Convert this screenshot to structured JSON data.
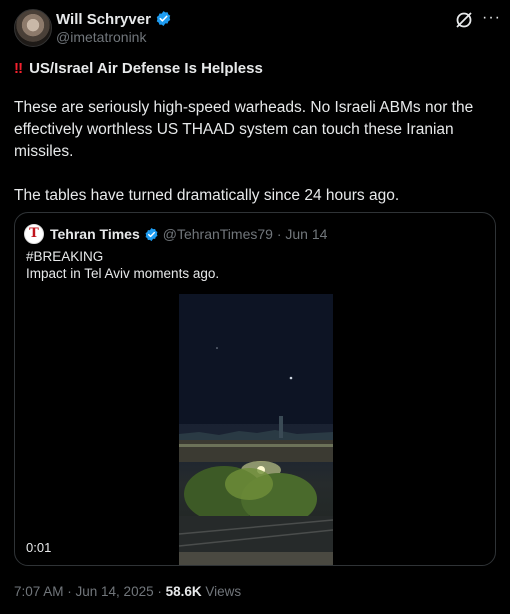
{
  "author": {
    "name": "Will Schryver",
    "handle": "@imetatronink"
  },
  "post": {
    "headline_icon": "double-exclamation",
    "headline": "US/Israel Air Defense Is Helpless",
    "paragraphs": [
      "These are seriously high-speed warheads. No Israeli ABMs nor the effectively worthless US THAAD system can touch these Iranian missiles.",
      "The tables have turned dramatically since 24 hours ago."
    ]
  },
  "quoted": {
    "avatar_letter": "T",
    "name": "Tehran Times",
    "handle": "@TehranTimes79",
    "date": "Jun 14",
    "line1": "#BREAKING",
    "line2": "Impact in Tel Aviv moments ago.",
    "video_time": "0:01"
  },
  "footer": {
    "time": "7:07 AM · Jun 14, 2025 ·",
    "views_count": "58.6K",
    "views_label": "Views"
  },
  "colors": {
    "background": "#000000",
    "verified": "#1d9bf0",
    "muted": "#71767b",
    "alert": "#f4212e"
  }
}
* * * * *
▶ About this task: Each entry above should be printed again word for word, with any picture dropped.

▶ Task answer:
Convert this screenshot to structured JSON data.
{
  "author": {
    "name": "Will Schryver",
    "handle": "@imetatronink"
  },
  "post": {
    "headline_icon": "double-exclamation",
    "headline": "US/Israel Air Defense Is Helpless",
    "paragraphs": [
      "These are seriously high-speed warheads. No Israeli ABMs nor the effectively worthless US THAAD system can touch these Iranian missiles.",
      "The tables have turned dramatically since 24 hours ago."
    ]
  },
  "quoted": {
    "avatar_letter": "T",
    "name": "Tehran Times",
    "handle": "@TehranTimes79",
    "date": "Jun 14",
    "line1": "#BREAKING",
    "line2": "Impact in Tel Aviv moments ago.",
    "video_time": "0:01"
  },
  "footer": {
    "time": "7:07 AM · Jun 14, 2025 ·",
    "views_count": "58.6K",
    "views_label": "Views"
  },
  "colors": {
    "background": "#000000",
    "verified": "#1d9bf0",
    "muted": "#71767b",
    "alert": "#f4212e"
  }
}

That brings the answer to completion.